Clipsal High Performance Ceiling Fan - You know what? The name of the informative article is only out and out misleading. The sole actual "disadvantage" when it comes to a ceiling fan is what it will take to get one properly installed. Ceiling fans might be difficult to install for the inexperienced do-it-yourselfer. Sometimes, where the ceiling fan is to be installed, you will need to run an electrical line to the place. Unless you are skillful at doing this kind of thing, hiring a qualified, bonded and licensed electrician will most likely save you much grief in the long run.
There is also the minor "con" that entails the issue of regular care.

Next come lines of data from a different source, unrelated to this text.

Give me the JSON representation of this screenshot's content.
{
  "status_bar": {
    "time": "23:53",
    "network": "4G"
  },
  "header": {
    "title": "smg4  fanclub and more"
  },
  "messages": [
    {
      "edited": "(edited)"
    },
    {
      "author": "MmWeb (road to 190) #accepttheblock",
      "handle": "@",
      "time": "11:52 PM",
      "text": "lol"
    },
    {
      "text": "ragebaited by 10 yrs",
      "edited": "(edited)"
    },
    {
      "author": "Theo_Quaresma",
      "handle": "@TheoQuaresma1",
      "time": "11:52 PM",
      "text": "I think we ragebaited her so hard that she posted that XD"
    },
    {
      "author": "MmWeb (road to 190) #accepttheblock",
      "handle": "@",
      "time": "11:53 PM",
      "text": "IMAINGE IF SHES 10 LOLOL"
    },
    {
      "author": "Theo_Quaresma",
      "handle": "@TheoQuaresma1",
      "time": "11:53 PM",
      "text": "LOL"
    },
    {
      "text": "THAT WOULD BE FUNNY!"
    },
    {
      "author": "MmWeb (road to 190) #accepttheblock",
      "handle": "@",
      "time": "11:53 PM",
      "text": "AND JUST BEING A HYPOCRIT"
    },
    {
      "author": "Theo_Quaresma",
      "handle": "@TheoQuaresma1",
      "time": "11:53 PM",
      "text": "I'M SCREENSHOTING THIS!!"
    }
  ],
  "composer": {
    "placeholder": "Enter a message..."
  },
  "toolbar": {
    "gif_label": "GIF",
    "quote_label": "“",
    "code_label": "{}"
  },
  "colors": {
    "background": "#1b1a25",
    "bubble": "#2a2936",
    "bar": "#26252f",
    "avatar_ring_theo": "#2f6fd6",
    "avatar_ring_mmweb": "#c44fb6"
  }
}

Properly installed, a ceiling fan will provide many, many years of nice cooling and cost-savings in your heat bill (assuming you've got a fan that enables you to reverse the blade direction). Granted, you need to wipe the blades down once in a while but everyone has household cleaning chores to take care of from time to time.

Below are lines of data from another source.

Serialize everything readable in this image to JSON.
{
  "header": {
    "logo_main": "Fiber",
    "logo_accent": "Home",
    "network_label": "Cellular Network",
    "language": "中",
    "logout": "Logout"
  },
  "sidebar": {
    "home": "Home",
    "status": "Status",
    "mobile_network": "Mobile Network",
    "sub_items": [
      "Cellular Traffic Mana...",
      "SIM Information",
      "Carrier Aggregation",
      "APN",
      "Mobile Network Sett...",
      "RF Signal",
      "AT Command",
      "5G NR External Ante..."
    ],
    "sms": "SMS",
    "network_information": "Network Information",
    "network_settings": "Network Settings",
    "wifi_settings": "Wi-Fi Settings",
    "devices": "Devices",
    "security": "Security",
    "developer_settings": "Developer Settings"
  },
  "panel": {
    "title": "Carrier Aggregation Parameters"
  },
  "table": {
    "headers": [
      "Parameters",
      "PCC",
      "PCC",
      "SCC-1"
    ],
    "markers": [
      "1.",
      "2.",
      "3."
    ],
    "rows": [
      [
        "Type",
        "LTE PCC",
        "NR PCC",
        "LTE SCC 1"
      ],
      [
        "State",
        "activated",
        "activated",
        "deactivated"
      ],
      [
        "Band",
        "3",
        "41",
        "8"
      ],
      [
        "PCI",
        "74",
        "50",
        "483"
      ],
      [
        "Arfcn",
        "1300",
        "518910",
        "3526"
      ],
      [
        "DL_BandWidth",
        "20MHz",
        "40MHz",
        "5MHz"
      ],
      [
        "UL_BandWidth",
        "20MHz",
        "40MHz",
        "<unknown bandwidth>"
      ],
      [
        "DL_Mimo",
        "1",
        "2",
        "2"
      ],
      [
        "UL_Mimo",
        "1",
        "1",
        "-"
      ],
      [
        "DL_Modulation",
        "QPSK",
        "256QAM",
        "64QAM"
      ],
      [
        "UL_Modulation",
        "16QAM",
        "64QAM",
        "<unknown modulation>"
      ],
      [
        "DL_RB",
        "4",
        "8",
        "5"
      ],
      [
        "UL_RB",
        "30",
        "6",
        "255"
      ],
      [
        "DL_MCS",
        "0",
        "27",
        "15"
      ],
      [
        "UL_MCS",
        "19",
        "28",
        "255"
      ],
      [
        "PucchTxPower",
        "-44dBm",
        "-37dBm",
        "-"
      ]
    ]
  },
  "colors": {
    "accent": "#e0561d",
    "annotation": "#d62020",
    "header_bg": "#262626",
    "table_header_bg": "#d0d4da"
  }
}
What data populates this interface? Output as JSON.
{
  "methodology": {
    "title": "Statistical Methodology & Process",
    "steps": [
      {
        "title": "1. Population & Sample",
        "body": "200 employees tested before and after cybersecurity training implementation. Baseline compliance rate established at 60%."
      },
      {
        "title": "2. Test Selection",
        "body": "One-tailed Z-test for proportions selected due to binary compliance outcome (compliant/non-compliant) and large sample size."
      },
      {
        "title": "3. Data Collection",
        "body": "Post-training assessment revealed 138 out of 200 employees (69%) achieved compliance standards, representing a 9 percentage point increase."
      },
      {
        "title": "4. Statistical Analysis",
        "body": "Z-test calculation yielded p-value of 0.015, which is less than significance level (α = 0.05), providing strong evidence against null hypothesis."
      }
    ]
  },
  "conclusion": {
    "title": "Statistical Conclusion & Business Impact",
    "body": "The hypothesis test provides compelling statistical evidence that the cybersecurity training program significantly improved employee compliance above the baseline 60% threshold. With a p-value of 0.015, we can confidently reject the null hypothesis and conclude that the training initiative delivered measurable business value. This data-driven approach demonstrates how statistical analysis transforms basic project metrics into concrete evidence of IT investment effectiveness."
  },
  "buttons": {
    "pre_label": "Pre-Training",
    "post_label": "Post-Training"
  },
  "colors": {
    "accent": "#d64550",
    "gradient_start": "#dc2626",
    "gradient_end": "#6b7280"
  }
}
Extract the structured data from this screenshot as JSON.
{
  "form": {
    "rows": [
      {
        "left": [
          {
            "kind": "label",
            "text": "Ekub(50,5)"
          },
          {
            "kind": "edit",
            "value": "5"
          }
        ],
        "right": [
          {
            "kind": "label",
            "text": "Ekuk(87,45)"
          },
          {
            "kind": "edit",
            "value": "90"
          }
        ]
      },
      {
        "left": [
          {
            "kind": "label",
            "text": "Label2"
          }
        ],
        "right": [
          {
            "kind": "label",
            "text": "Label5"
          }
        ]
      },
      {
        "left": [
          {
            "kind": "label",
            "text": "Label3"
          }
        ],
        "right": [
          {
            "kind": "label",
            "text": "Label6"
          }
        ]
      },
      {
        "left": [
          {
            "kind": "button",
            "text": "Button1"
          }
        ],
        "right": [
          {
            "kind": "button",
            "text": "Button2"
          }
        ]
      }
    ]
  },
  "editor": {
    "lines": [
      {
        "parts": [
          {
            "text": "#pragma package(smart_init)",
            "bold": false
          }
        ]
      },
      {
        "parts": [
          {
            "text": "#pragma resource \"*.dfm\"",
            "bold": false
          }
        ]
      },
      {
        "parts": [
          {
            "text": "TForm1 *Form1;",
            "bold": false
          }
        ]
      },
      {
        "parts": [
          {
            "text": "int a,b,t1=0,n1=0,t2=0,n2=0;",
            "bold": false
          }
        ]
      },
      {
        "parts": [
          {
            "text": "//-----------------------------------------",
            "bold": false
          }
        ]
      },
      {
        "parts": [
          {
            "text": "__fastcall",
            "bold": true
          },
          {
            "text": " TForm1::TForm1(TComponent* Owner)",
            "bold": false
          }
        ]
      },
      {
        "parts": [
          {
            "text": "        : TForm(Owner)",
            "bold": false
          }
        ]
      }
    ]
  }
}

On occasion, ceiling fans need slight alterations and get out of balance. The most typical culprits are loose screws that attach the blades to the motor casing, blades which aren't at precisely the same angle (pitch) as the remaining blades as well as a blade or blades that weigh somewhat more compared to the others. Be sure that all of the screws are tight without going into great detail. Whenever they're not tightening the ones that have come loose and run the fan. If the wobbling has ceased, your problem has been solved.
Otherwise, use a yardstick or another straight piece of wood and place it (together with the fan stopped) vertically at the outer edge of among the blades. Rotate the blades by hand to make sure that every blade touches the stick. If one or more do not, only (and gently) bend the blade(s) so that their pitch matches the others and repeat the procedure until you are satisfied that each blade has the same pitch. Turn the fan on again and see in the event you've solved the difficulty.